== Goal of the exercise ==
All of the data below must be reproduced word for word, but without its images.
** Opening Data for review block **
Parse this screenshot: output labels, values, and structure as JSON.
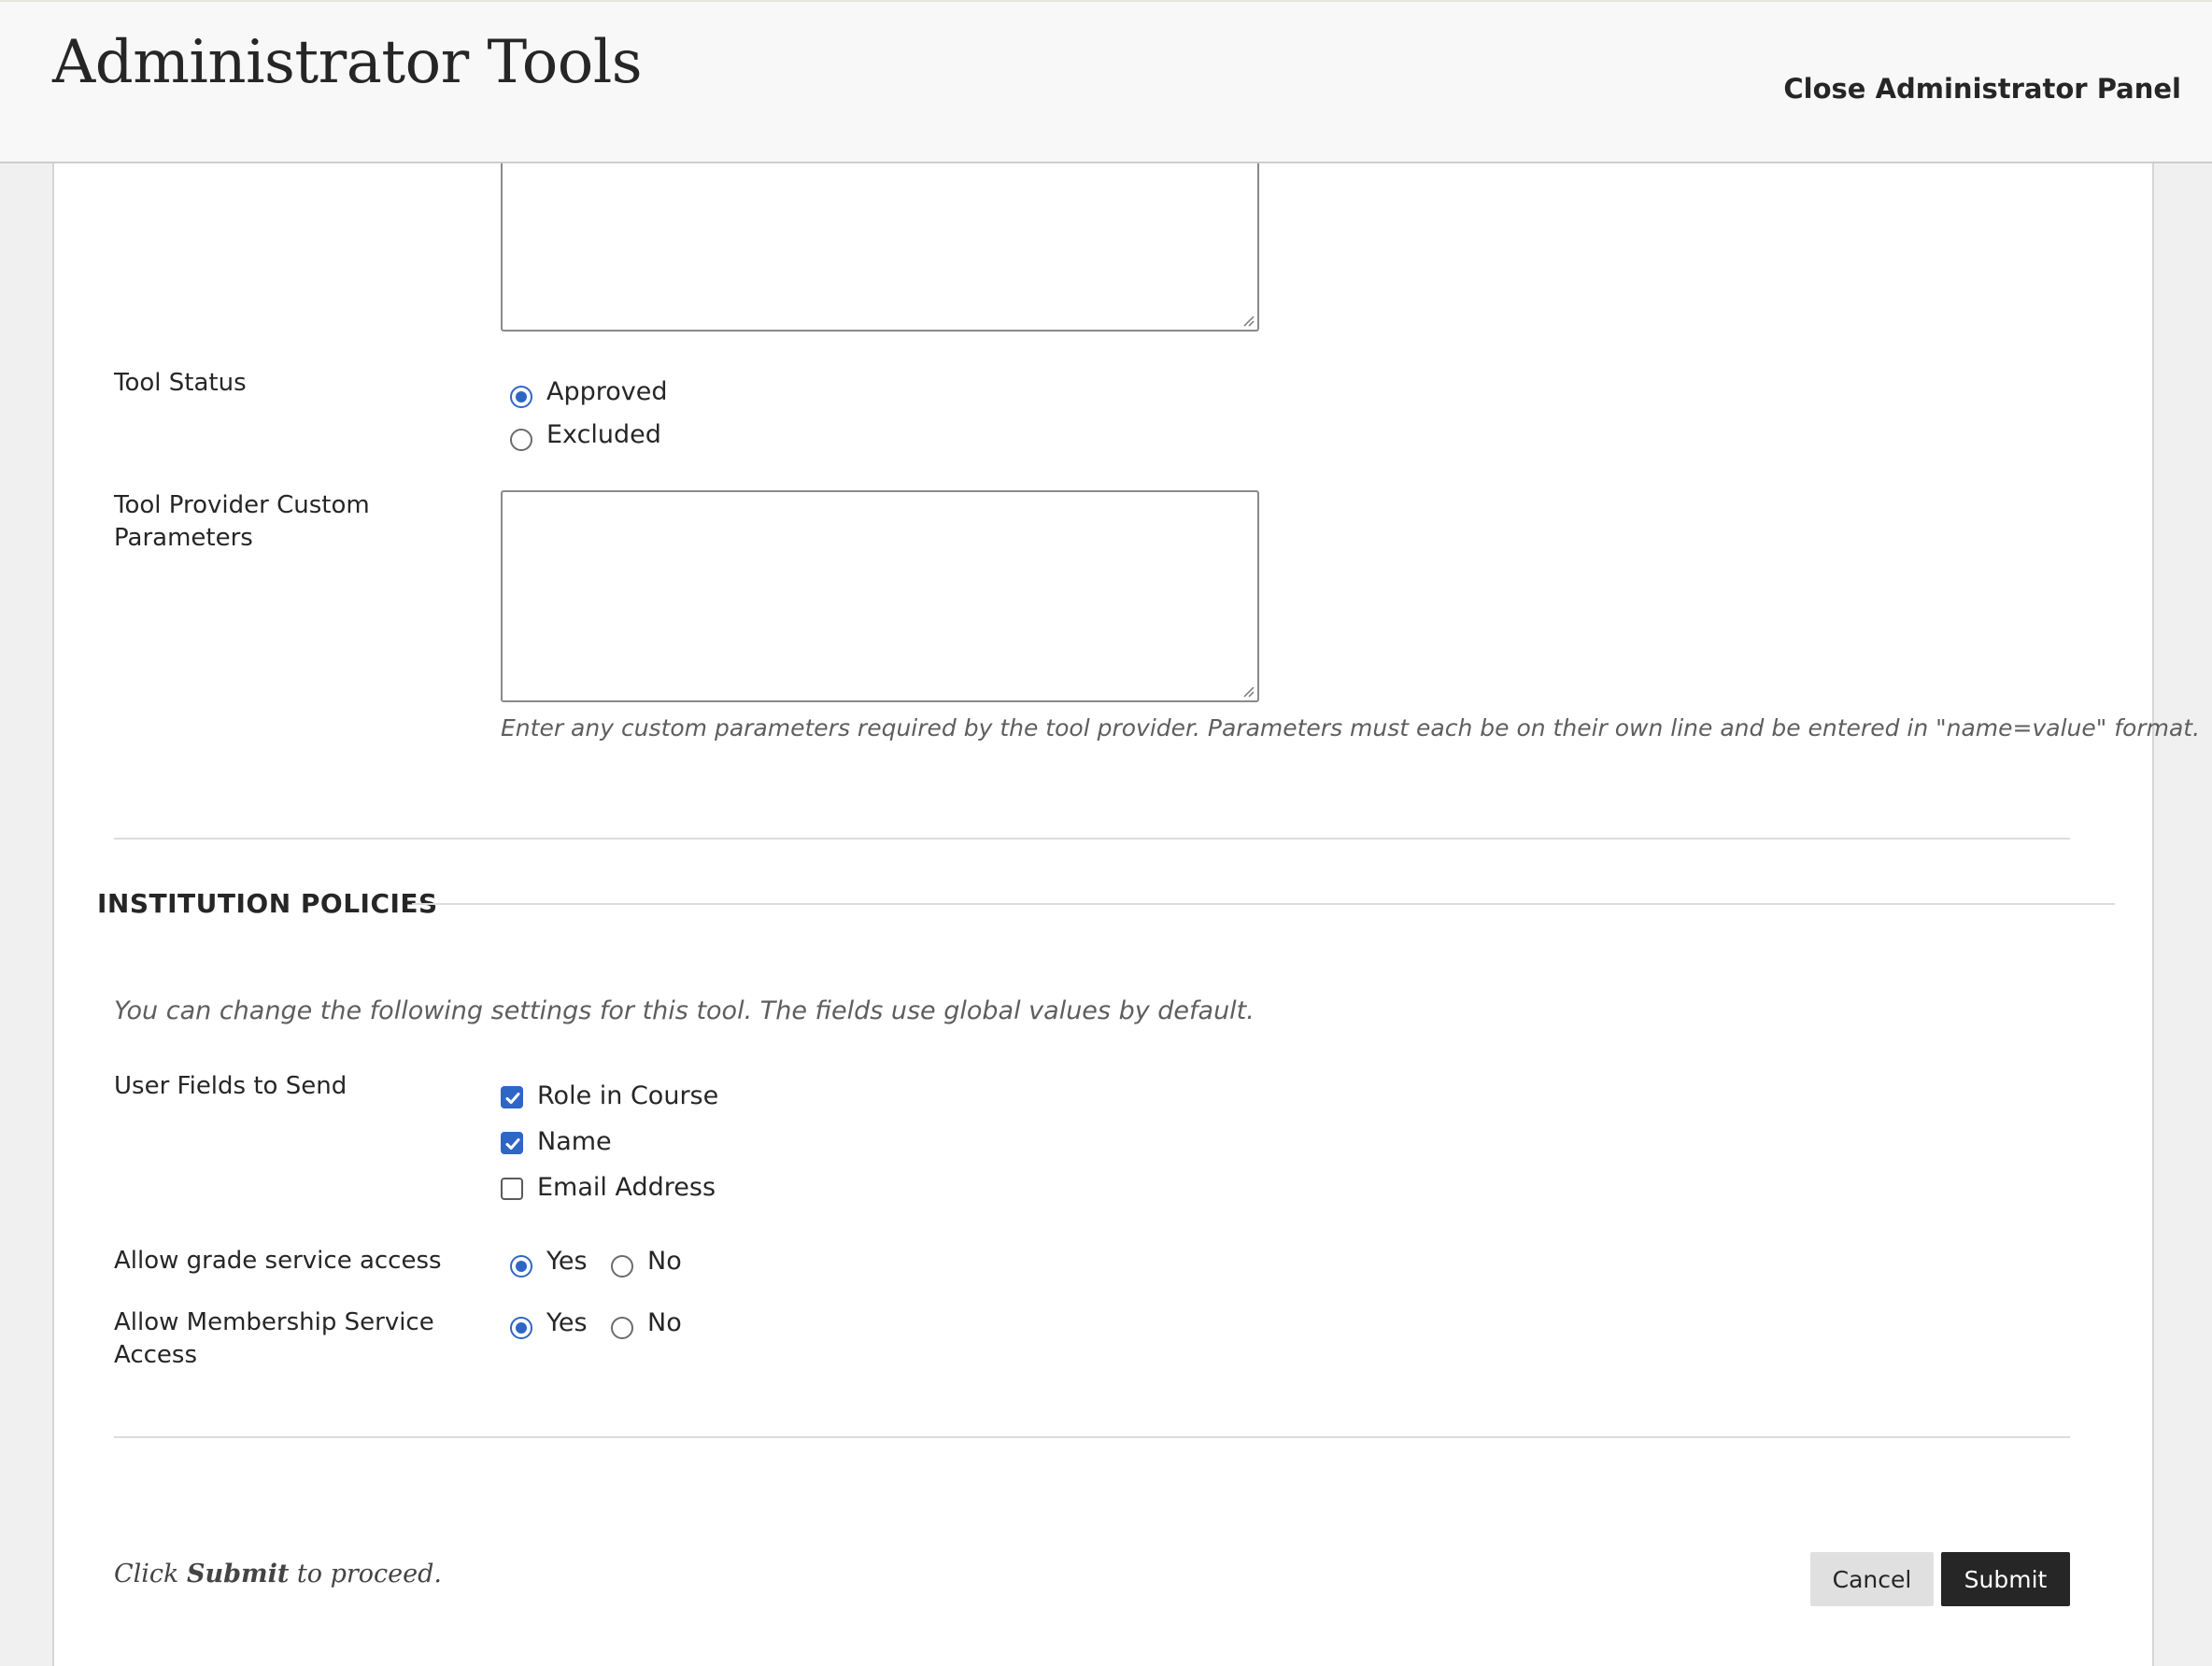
{
  "header": {
    "title": "Administrator Tools",
    "close_label": "Close Administrator Panel"
  },
  "form": {
    "tool_status": {
      "label": "Tool Status",
      "options": [
        {
          "label": "Approved",
          "selected": true
        },
        {
          "label": "Excluded",
          "selected": false
        }
      ]
    },
    "custom_params": {
      "label_line1": "Tool Provider Custom",
      "label_line2": "Parameters",
      "value": "",
      "help": "Enter any custom parameters required by the tool provider. Parameters must each be on their own line and be entered in \"name=value\" format."
    }
  },
  "institution_policies": {
    "title": "INSTITUTION POLICIES",
    "intro": "You can change the following settings for this tool. The fields use global values by default.",
    "user_fields": {
      "label": "User Fields to Send",
      "options": [
        {
          "label": "Role in Course",
          "checked": true
        },
        {
          "label": "Name",
          "checked": true
        },
        {
          "label": "Email Address",
          "checked": false
        }
      ]
    },
    "grade_service": {
      "label": "Allow grade service access",
      "yes": "Yes",
      "no": "No",
      "selected": "Yes"
    },
    "membership_service": {
      "label_line1": "Allow Membership Service",
      "label_line2": "Access",
      "yes": "Yes",
      "no": "No",
      "selected": "Yes"
    }
  },
  "footer": {
    "note_prefix": "Click",
    "note_bold": "Submit",
    "note_suffix": "to proceed.",
    "cancel_label": "Cancel",
    "submit_label": "Submit"
  },
  "colors": {
    "accent": "#2f66c6",
    "submit_bg": "#262626",
    "cancel_bg": "#e0e0e0"
  }
}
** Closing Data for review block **
== Exercise response ==
Parse this screenshot: output labels, values, and structure as JSON.
{
  "header": {
    "title": "Administrator Tools",
    "close_label": "Close Administrator Panel"
  },
  "form": {
    "tool_status": {
      "label": "Tool Status",
      "options": [
        {
          "label": "Approved",
          "selected": true
        },
        {
          "label": "Excluded",
          "selected": false
        }
      ]
    },
    "custom_params": {
      "label_line1": "Tool Provider Custom",
      "label_line2": "Parameters",
      "value": "",
      "help": "Enter any custom parameters required by the tool provider. Parameters must each be on their own line and be entered in \"name=value\" format."
    }
  },
  "institution_policies": {
    "title": "INSTITUTION POLICIES",
    "intro": "You can change the following settings for this tool. The fields use global values by default.",
    "user_fields": {
      "label": "User Fields to Send",
      "options": [
        {
          "label": "Role in Course",
          "checked": true
        },
        {
          "label": "Name",
          "checked": true
        },
        {
          "label": "Email Address",
          "checked": false
        }
      ]
    },
    "grade_service": {
      "label": "Allow grade service access",
      "yes": "Yes",
      "no": "No",
      "selected": "Yes"
    },
    "membership_service": {
      "label_line1": "Allow Membership Service",
      "label_line2": "Access",
      "yes": "Yes",
      "no": "No",
      "selected": "Yes"
    }
  },
  "footer": {
    "note_prefix": "Click",
    "note_bold": "Submit",
    "note_suffix": "to proceed.",
    "cancel_label": "Cancel",
    "submit_label": "Submit"
  },
  "colors": {
    "accent": "#2f66c6",
    "submit_bg": "#262626",
    "cancel_bg": "#e0e0e0"
  }
}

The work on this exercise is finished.